New coach Monty Williams has done a great job of creating a style of play that maximizes his team's advantages and minimizes their deficiencies. He's clearly been the Coach of the Year so far.
But despite their sterling record, the Hornets have quite a few flaws.
The most glaring is their lack of size up front. At 6'10", Okafor is undersized for the center position and doesn't have much lift in his legs to make up for it. In a game against Dallas, a cutting Ariza dished the ball to a wide-open Okafor under the basket. Instead of dunking it, he gently laid the ball into the basket.
West is similarly undersized. Smith, their first big off the bench, is an anemic rebounder (he has a 12.2% rebound rate; a typical center is in the 18-23 range) and not much of a shot-blocker.
Ironically, the answer to their problems is the player they got rid of for Okafor, current Maverick Tyson Chandler. At 7'1" and 235 with springs for legs, his low-post defense and shot-blocking were crucial to New Orleans' run to Game 7 of the second round three years ago.
The first play of the Mavericks-Hornets game on Wednesday was a perfect illustration of New Orleans' lack of athleticism and size up front: Okafor could only watch helplessly as Chandler soared for a dunk on a perfectly thrown alley-oop pass from Jason Kidd.
In the Western Conference, the road to the NBA Finals goes through the two-time defending champion Lakers. There's simply no way the Hornets can handle Los Angeles' height. If they so desire, Gasol, Odom and Bynum can throw passes to each other with impunity, plucking the ball out of the air and shooting it over the heads of New Orleans' under-sized big men.
Not being able to beat the Lakers is no mark against a team, and after last year's disaster, a playoff appearance and a possible second-round birth (depending on the match-ups) has to be considered a successful season in New Orleans.
But while their surprising start has erased the specter of their franchise player's trade demand, there are still dark clouds looming over the Hornets' long-term prospects.

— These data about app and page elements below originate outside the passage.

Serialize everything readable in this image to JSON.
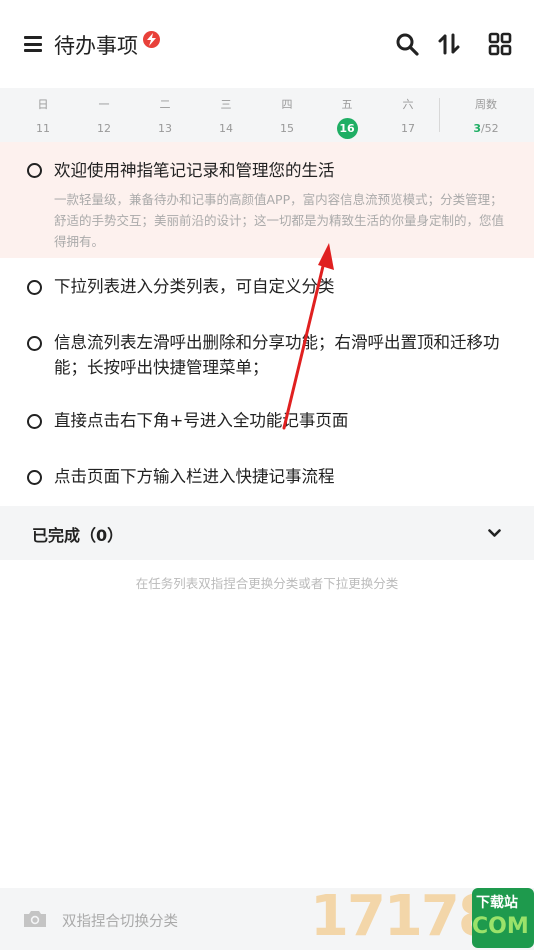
{
  "header": {
    "title": "待办事项",
    "badge_icon": "lightning-icon",
    "actions": [
      "search-icon",
      "sort-icon",
      "grid-view-icon"
    ]
  },
  "calendar": {
    "days": [
      {
        "weekday": "日",
        "date": "11"
      },
      {
        "weekday": "一",
        "date": "12"
      },
      {
        "weekday": "二",
        "date": "13"
      },
      {
        "weekday": "三",
        "date": "14"
      },
      {
        "weekday": "四",
        "date": "15"
      },
      {
        "weekday": "五",
        "date": "16"
      },
      {
        "weekday": "六",
        "date": "17"
      }
    ],
    "today_index": 5,
    "weeks_label": "周数",
    "current_week": "3",
    "total_weeks": "/52"
  },
  "tasks": [
    {
      "title": "欢迎使用神指笔记记录和管理您的生活",
      "desc": "一款轻量级，兼备待办和记事的高颜值APP，富内容信息流预览模式；分类管理；舒适的手势交互；美丽前沿的设计；这一切都是为精致生活的你量身定制的，您值得拥有。"
    },
    {
      "title": "下拉列表进入分类列表，可自定义分类"
    },
    {
      "title": "信息流列表左滑呼出删除和分享功能；右滑呼出置顶和迁移功能；长按呼出快捷管理菜单；"
    },
    {
      "title": "直接点击右下角+号进入全功能记事页面"
    },
    {
      "title": "点击页面下方输入栏进入快捷记事流程"
    }
  ],
  "completed": {
    "label": "已完成（0）"
  },
  "hint": "在任务列表双指捏合更换分类或者下拉更换分类",
  "input_bar": {
    "placeholder": "双指捏合切换分类"
  },
  "watermark": {
    "digits": "17178",
    "top_text": "下载站",
    "bottom_text": "COM"
  },
  "colors": {
    "accent": "#1fae64",
    "highlight_bg": "#fdf1ee",
    "badge": "#e8413a",
    "arrow": "#e02020"
  }
}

Listed generously at 6'0", Paul has used blinding speed and played with a fierce edge (which he has often walked over—see punching Julius Hodges in the groin during the '05 ACC Tourney) to make himself into one of the league's best players. But after tearing the meniscus in his left knee and missing about half of last season, Paul has been forced to play with a bulky knee brace.
It has clearly affected his game. In 2008/2009, 26% of his shots were in the paint. This season only 16% are.
He's not nearly as aggressive on offense as he was that season, averaging a full four points less. In two games against the Mavericks' trio of defense-less point guards—Kidd, Terry and Barea—he averaged only 21 points.
Compare that with the 39 he dropped on them in the team's first meeting last year and the 24.6 he averaged (which includes games of 32 and 35 points) against them in their first-round series three years ago.
The Mavs began crowding Paul, a once unheard of proposition, frustrating him enough that he threw a wild elbow at the pesky Barea to create some space on a drive to the basket.
Going forward, Paul's recovery from knee surgery, and his ability to score in the paint, will be an important storyline to track.
As for the Hornets, their undersized front-line and reliance on jump-shooting will derail them at some point in the Western Conference Playoffs. But as long as they avoid teams with multiple seven-footers, like LA, Dallas, Portland and San Antonio, their tough-nosed defense and Paul's brilliant game-management will make them a tough out.
Note: Article written before this morning's trade of Bayless and Peja to Toronto for Jarrett Jack and David Anderson. Jack is a better fit in New Orleans because he has the size to play with Paul, but Peja's expirer was their only chance to acquire a big man to compete in the West -- Anderson is not going to cut it.